Data records
_ _ _ _ _ _ _

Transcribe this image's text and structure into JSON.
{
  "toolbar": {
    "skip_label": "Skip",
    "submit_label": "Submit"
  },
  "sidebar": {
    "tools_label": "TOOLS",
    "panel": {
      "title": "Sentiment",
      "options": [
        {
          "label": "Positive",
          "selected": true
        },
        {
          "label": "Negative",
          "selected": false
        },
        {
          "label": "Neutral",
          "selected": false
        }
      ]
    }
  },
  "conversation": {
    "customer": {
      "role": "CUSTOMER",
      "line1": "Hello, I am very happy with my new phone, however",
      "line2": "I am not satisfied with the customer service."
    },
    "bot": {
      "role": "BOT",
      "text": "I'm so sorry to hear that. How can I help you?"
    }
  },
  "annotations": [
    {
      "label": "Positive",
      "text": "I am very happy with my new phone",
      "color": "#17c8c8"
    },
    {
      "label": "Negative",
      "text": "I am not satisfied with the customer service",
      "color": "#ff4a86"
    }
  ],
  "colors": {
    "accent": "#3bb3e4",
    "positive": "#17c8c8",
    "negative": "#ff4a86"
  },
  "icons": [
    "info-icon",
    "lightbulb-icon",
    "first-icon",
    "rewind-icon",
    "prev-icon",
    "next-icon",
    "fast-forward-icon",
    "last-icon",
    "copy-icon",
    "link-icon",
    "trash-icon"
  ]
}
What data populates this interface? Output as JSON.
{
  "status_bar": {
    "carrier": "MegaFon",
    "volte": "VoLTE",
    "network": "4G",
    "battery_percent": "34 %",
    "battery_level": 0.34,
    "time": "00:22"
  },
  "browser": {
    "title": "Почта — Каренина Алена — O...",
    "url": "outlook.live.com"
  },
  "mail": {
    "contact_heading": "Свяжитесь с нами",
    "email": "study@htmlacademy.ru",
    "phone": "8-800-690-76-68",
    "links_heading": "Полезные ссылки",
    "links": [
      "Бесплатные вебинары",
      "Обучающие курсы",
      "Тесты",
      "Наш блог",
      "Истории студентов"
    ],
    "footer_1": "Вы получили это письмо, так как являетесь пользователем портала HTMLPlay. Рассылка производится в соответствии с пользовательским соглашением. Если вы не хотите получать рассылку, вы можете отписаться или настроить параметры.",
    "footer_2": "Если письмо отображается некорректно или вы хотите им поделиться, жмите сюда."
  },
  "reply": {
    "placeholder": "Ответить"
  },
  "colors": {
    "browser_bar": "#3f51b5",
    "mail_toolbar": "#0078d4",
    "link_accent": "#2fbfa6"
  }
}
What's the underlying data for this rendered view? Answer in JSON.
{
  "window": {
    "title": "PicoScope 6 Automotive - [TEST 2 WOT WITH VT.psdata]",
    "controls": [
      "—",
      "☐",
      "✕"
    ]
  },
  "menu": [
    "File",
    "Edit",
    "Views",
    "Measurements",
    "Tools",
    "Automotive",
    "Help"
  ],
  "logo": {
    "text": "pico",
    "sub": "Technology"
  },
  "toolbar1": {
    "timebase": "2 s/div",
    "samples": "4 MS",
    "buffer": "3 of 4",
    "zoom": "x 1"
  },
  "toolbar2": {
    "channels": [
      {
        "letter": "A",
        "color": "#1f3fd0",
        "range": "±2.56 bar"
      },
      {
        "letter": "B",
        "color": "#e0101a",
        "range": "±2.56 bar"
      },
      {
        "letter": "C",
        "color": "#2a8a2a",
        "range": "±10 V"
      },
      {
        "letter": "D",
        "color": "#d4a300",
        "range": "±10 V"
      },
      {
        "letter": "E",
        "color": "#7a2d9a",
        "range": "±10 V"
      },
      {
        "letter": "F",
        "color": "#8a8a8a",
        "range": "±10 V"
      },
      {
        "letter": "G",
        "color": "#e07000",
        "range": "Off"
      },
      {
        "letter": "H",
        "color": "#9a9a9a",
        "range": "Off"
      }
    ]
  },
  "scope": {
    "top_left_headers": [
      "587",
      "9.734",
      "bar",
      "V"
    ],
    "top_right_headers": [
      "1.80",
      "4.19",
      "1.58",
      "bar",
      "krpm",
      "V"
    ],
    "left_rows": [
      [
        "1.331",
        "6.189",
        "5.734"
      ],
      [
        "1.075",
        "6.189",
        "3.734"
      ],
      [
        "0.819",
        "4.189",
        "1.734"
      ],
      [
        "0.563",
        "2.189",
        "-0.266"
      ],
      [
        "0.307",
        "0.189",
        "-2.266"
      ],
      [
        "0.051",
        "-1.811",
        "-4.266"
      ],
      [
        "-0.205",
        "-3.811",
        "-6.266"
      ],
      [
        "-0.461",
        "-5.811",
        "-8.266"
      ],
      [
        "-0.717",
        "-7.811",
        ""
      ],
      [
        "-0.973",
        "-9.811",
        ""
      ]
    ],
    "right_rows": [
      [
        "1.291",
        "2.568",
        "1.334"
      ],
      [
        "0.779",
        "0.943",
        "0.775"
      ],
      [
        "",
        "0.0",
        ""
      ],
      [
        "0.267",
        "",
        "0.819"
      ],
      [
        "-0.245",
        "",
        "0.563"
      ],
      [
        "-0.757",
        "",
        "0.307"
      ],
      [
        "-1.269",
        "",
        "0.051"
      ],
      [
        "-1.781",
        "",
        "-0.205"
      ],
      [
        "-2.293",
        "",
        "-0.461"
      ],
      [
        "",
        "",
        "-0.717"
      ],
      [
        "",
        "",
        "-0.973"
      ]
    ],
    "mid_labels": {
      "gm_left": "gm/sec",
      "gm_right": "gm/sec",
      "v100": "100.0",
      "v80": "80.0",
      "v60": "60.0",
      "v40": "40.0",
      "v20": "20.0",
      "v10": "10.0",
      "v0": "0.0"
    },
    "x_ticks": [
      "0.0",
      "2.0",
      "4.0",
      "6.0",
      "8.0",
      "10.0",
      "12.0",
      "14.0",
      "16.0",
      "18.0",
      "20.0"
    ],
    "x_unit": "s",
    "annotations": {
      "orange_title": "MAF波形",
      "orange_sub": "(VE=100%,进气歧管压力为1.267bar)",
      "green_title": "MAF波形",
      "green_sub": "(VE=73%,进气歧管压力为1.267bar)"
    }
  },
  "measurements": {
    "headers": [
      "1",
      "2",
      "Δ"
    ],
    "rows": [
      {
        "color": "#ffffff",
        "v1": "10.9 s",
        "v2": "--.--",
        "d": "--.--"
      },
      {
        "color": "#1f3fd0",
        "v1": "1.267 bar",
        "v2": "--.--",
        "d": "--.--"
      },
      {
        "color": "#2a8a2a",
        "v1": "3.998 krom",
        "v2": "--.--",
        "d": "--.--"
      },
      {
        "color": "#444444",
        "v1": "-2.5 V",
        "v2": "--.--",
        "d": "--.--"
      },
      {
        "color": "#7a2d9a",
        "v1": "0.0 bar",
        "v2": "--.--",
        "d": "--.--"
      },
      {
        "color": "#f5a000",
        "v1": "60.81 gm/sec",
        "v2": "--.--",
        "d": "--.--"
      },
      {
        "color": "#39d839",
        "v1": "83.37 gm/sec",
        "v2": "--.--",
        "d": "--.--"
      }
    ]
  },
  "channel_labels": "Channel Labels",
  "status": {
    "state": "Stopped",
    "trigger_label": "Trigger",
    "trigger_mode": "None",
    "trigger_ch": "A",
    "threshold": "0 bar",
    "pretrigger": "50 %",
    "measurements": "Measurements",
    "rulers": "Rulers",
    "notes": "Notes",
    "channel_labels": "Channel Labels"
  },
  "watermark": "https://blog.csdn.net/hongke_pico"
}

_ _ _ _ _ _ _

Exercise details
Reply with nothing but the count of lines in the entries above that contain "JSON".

Answer to this exercise
3